But what about those countries where the language is a bit more “exotic”, like Bahasa or Hakka? (Bonus points if you know where Hakka is spoken.) For these countries, we resort to multi-national sales organizations such as Cellmark, CNG or Ekman who employ sub-agents in these countries. We will sell to an agent who in turn sells (with the help of their sub-agent/ local representative) to the local buyer. The agents also provide a valuable financial service for Domtar by assuming financial risk. In this case, financial risk comes in multiple flavors; commercial risk, country risk, war risk, currency exchange risk and the list goes on. These are all factors in any transaction but it all starts with a simple conversation with an interested buyer.

We’re very fortunate that English is our native tongue and has become the lingua franca of the world over the last 50 years. Most purchasing agents (to varying degrees of proficiency) speak English. But the work doesn’t start and end with the Purchasing Manager. The pulp has to perform well. This means technical people. Arrival condition is critical. This means shipping and receiving people. Invoicing has to be correct. This means office staff. When there is a complaint (OK, this is rare), the production staff is involved. For these people, English is as foreign to them as Japanese is to most of us. A local native speaker is essential.

So, short answer is that it’s a network of people taking the product from the floor of a Domtar mill to the floor of a customer plant.

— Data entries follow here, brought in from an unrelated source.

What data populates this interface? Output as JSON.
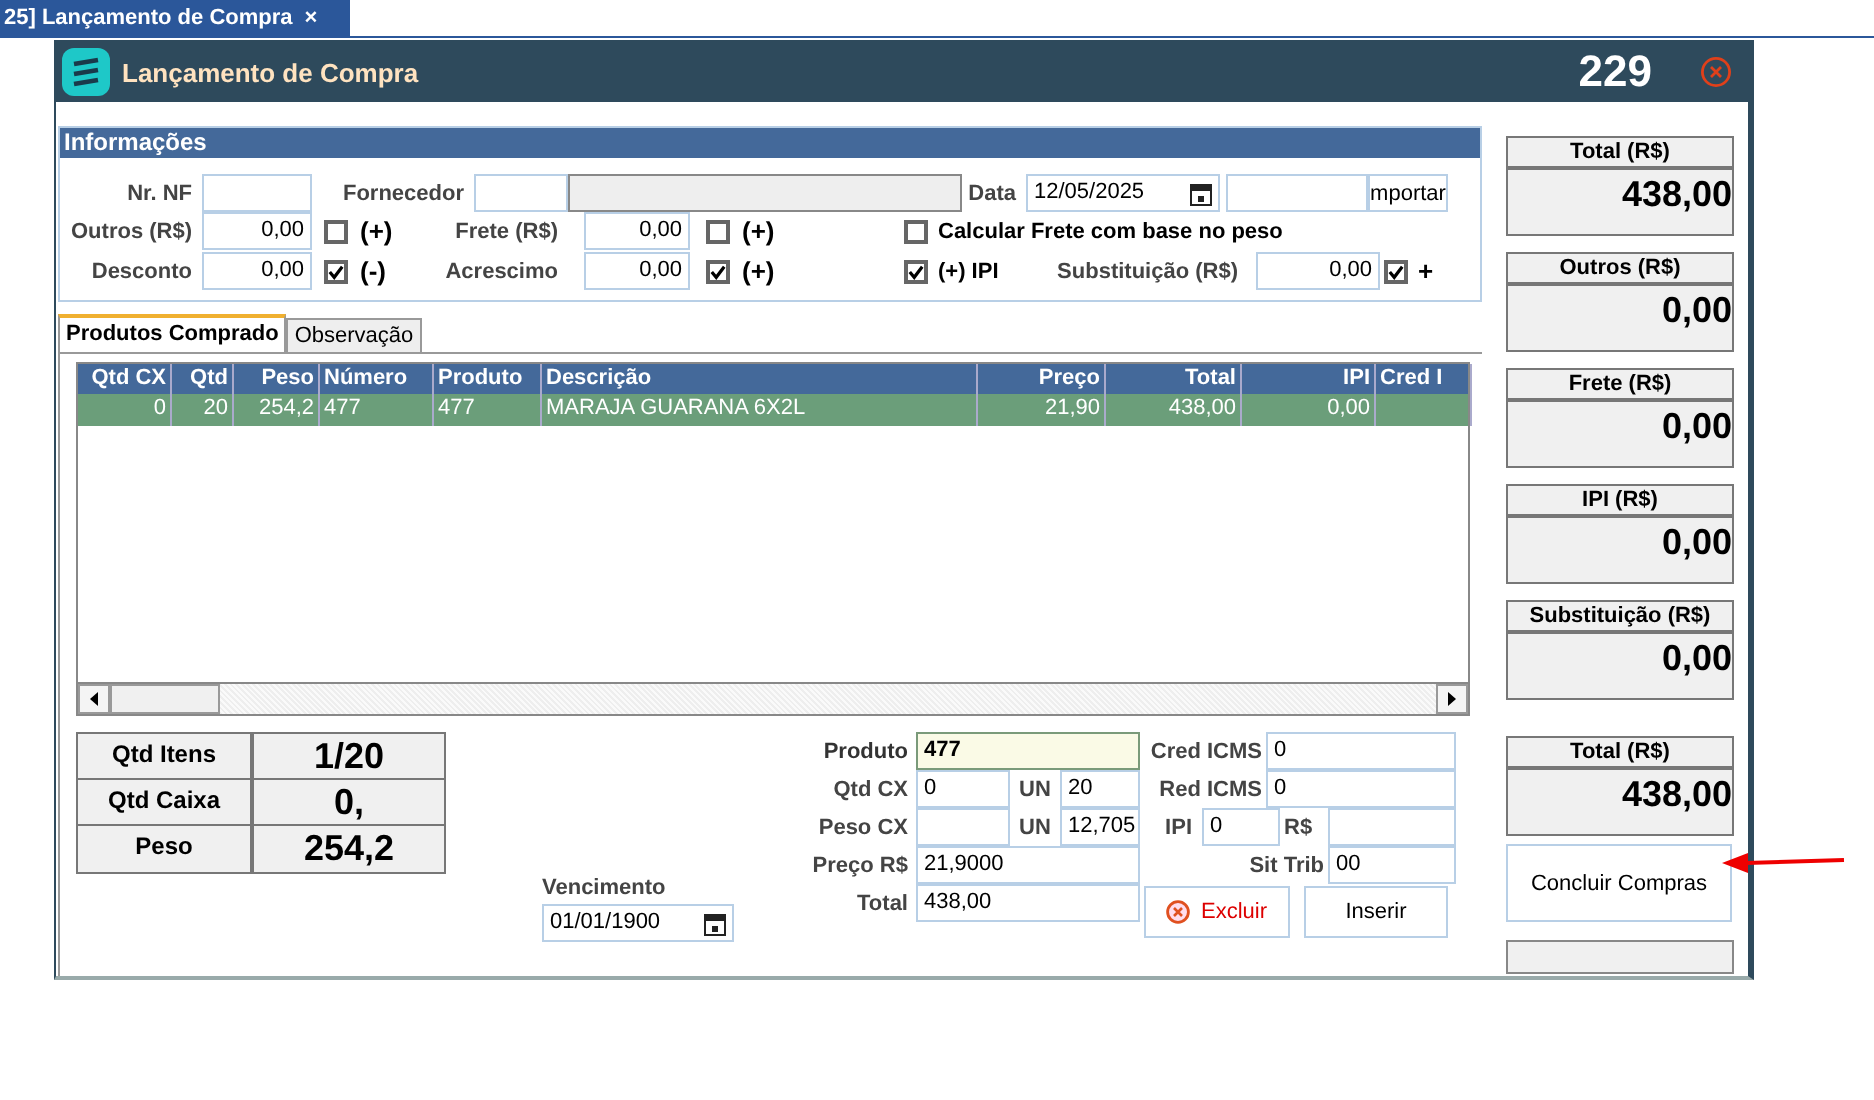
{
  "app_tab": {
    "label": "25] Lançamento de Compra",
    "close": "×"
  },
  "window": {
    "title": "Lançamento de Compra",
    "number": "229"
  },
  "info": {
    "title": "Informações",
    "nr_nf": {
      "label": "Nr. NF"
    },
    "fornecedor": {
      "label": "Fornecedor"
    },
    "data": {
      "label": "Data",
      "value": "12/05/2025"
    },
    "import_button": "mportar",
    "outros": {
      "label": "Outros (R$)",
      "value": "0,00",
      "checked": false,
      "sign": "(+)"
    },
    "frete": {
      "label": "Frete (R$)",
      "value": "0,00",
      "checked": false,
      "sign": "(+)"
    },
    "calc_frete": {
      "label": "Calcular Frete com base no peso",
      "checked": false
    },
    "desconto": {
      "label": "Desconto",
      "value": "0,00",
      "checked": true,
      "sign": "(-)"
    },
    "acrescimo": {
      "label": "Acrescimo",
      "value": "0,00",
      "checked": true,
      "sign": "(+)"
    },
    "ipi": {
      "label": "(+) IPI",
      "checked": true
    },
    "substituicao": {
      "label": "Substituição (R$)",
      "value": "0,00",
      "checked": true,
      "sign": "+"
    }
  },
  "tabs": [
    {
      "label": "Produtos Comprado",
      "selected": true
    },
    {
      "label": "Observação",
      "selected": false
    }
  ],
  "table": {
    "columns": [
      "Qtd CX",
      "Qtd",
      "Peso",
      "Número",
      "Produto",
      "Descrição",
      "Preço",
      "Total",
      "IPI",
      "Cred I"
    ],
    "rows": [
      {
        "selected": true,
        "cells": [
          "0",
          "20",
          "254,2",
          "477",
          "477",
          "MARAJA GUARANA 6X2L",
          "21,90",
          "438,00",
          "0,00",
          ""
        ]
      }
    ]
  },
  "summary": [
    {
      "label": "Qtd Itens",
      "value": "1/20"
    },
    {
      "label": "Qtd Caixa",
      "value": "0,"
    },
    {
      "label": "Peso",
      "value": "254,2"
    }
  ],
  "vencimento": {
    "label": "Vencimento",
    "value": "01/01/1900"
  },
  "item": {
    "produto": {
      "label": "Produto",
      "value": "477"
    },
    "qtd_cx": {
      "label": "Qtd CX",
      "value": "0",
      "un_label": "UN",
      "un_value": "20"
    },
    "peso_cx": {
      "label": "Peso CX",
      "un_label": "UN",
      "un_value": "12,705"
    },
    "preco": {
      "label": "Preço R$",
      "value": "21,9000"
    },
    "total": {
      "label": "Total",
      "value": "438,00"
    },
    "cred_icms": {
      "label": "Cred ICMS",
      "value": "0"
    },
    "red_icms": {
      "label": "Red ICMS",
      "value": "0"
    },
    "ipi": {
      "label": "IPI",
      "value": "0",
      "rs_label": "R$"
    },
    "sit_trib": {
      "label": "Sit Trib",
      "value": "00"
    },
    "excluir": "Excluir",
    "inserir": "Inserir"
  },
  "totals": [
    {
      "label": "Total (R$)",
      "value": "438,00"
    },
    {
      "label": "Outros (R$)",
      "value": "0,00"
    },
    {
      "label": "Frete (R$)",
      "value": "0,00"
    },
    {
      "label": "IPI (R$)",
      "value": "0,00"
    },
    {
      "label": "Substituição (R$)",
      "value": "0,00"
    },
    {
      "label": "Total (R$)",
      "value": "438,00"
    }
  ],
  "conclude_button": "Concluir Compras"
}
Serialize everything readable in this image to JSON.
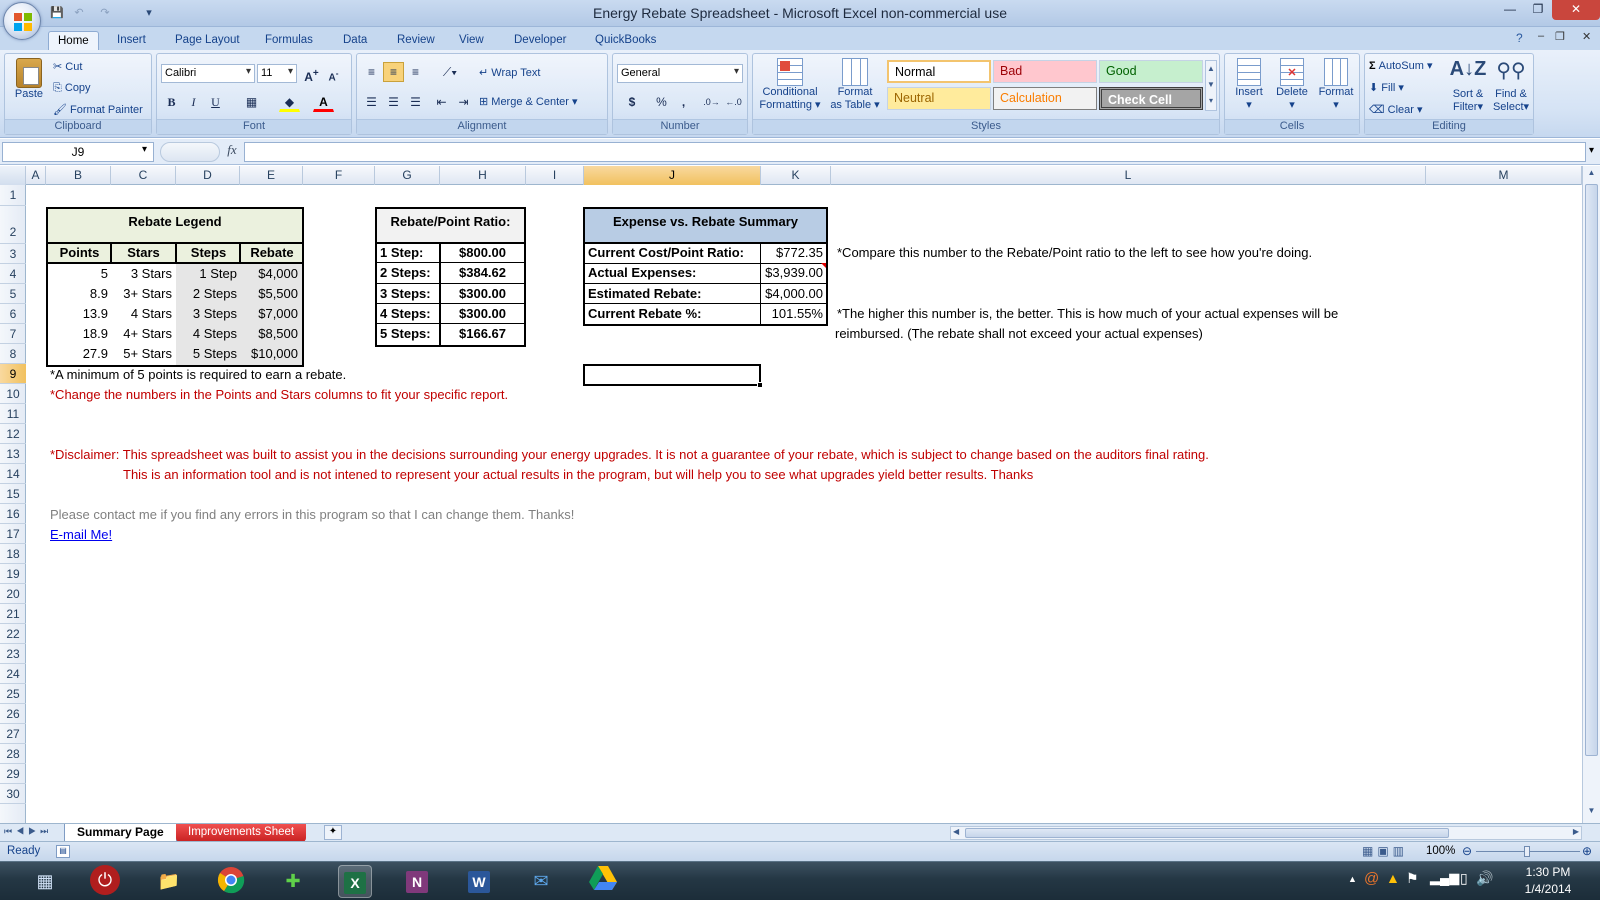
{
  "window": {
    "title": "Energy Rebate Spreadsheet - Microsoft Excel non-commercial use"
  },
  "tabs": [
    "Home",
    "Insert",
    "Page Layout",
    "Formulas",
    "Data",
    "Review",
    "View",
    "Developer",
    "QuickBooks"
  ],
  "ribbon": {
    "clipboard": {
      "paste": "Paste",
      "cut": "Cut",
      "copy": "Copy",
      "format_painter": "Format Painter",
      "label": "Clipboard"
    },
    "font": {
      "name": "Calibri",
      "size": "11",
      "bold": "B",
      "italic": "I",
      "underline": "U",
      "label": "Font"
    },
    "alignment": {
      "wrap": "Wrap Text",
      "merge": "Merge & Center",
      "label": "Alignment"
    },
    "number": {
      "format": "General",
      "dollar": "$",
      "percent": "%",
      "comma": ",",
      "label": "Number"
    },
    "styles": {
      "conditional": "Conditional",
      "conditional2": "Formatting",
      "format_table": "Format",
      "format_table2": "as Table",
      "normal": "Normal",
      "bad": "Bad",
      "good": "Good",
      "neutral": "Neutral",
      "calculation": "Calculation",
      "check_cell": "Check Cell",
      "label": "Styles"
    },
    "cells": {
      "insert": "Insert",
      "delete": "Delete",
      "format": "Format",
      "label": "Cells"
    },
    "editing": {
      "autosum": "AutoSum",
      "fill": "Fill",
      "clear": "Clear",
      "sort": "Sort &",
      "sort2": "Filter",
      "find": "Find &",
      "find2": "Select",
      "label": "Editing"
    }
  },
  "formula_bar": {
    "name_box": "J9",
    "fx": "fx",
    "value": ""
  },
  "columns": [
    "A",
    "B",
    "C",
    "D",
    "E",
    "F",
    "G",
    "H",
    "I",
    "J",
    "K",
    "L",
    "M"
  ],
  "rows": [
    "1",
    "2",
    "3",
    "4",
    "5",
    "6",
    "7",
    "8",
    "9",
    "10",
    "11",
    "12",
    "13",
    "14",
    "15",
    "16",
    "17",
    "18",
    "19",
    "20",
    "21",
    "22",
    "23",
    "24",
    "25",
    "26",
    "27",
    "28",
    "29",
    "30"
  ],
  "legend": {
    "title": "Rebate Legend",
    "headers": [
      "Points",
      "Stars",
      "Steps",
      "Rebate"
    ],
    "rows": [
      [
        "5",
        "3 Stars",
        "1 Step",
        "$4,000"
      ],
      [
        "8.9",
        "3+ Stars",
        "2 Steps",
        "$5,500"
      ],
      [
        "13.9",
        "4 Stars",
        "3 Steps",
        "$7,000"
      ],
      [
        "18.9",
        "4+ Stars",
        "4 Steps",
        "$8,500"
      ],
      [
        "27.9",
        "5+ Stars",
        "5 Steps",
        "$10,000"
      ]
    ]
  },
  "ratio": {
    "title": "Rebate/Point Ratio:",
    "rows": [
      [
        "1 Step:",
        "$800.00"
      ],
      [
        "2 Steps:",
        "$384.62"
      ],
      [
        "3 Steps:",
        "$300.00"
      ],
      [
        "4 Steps:",
        "$300.00"
      ],
      [
        "5 Steps:",
        "$166.67"
      ]
    ]
  },
  "summary": {
    "title": "Expense vs. Rebate Summary",
    "rows": [
      [
        "Current Cost/Point Ratio:",
        "$772.35"
      ],
      [
        "Actual Expenses:",
        "$3,939.00"
      ],
      [
        "Estimated Rebate:",
        "$4,000.00"
      ],
      [
        "Current Rebate %:",
        "101.55%"
      ]
    ]
  },
  "notes": {
    "compare": "*Compare this number to the Rebate/Point ratio to the left to see how you're doing.",
    "higher1": "*The higher this number is, the better. This is how much of your actual expenses will be",
    "higher2": "reimbursed. (The rebate shall not exceed your actual expenses)",
    "minimum": "*A minimum of 5 points is required to earn a rebate.",
    "change": "*Change the numbers in the Points and Stars columns to fit your specific report.",
    "disclaimer1": "*Disclaimer: This spreadsheet was built to assist you in the decisions surrounding your energy upgrades. It is not a guarantee of your rebate, which is subject to change based on the auditors final rating.",
    "disclaimer2": "This is an information tool and is not intened to represent your actual results in the program, but will help you to see what upgrades yield better results. Thanks",
    "contact": "Please contact me if you find any errors in this program so that I can change them. Thanks!",
    "email": "E-mail Me!"
  },
  "sheets": [
    "Summary Page",
    "Improvements Sheet"
  ],
  "status": {
    "ready": "Ready",
    "zoom": "100%"
  },
  "clock": {
    "time": "1:30 PM",
    "date": "1/4/2014"
  },
  "colors": {
    "legend_fill": "#ebf1de",
    "summary_fill": "#b8cce4",
    "ratio_fill": "#f2f2f2",
    "red_text": "#c00000",
    "selection": "#f1c15f"
  }
}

And as the product moves, risk slowly transfers with it and the language in which we transact slowly morphs from English to the local language.

Next time I’m asked if I speak all “those languages”, I think I’ll just smile benignly and say, “Why, yes. Yes, I do.” It’s so much simpler.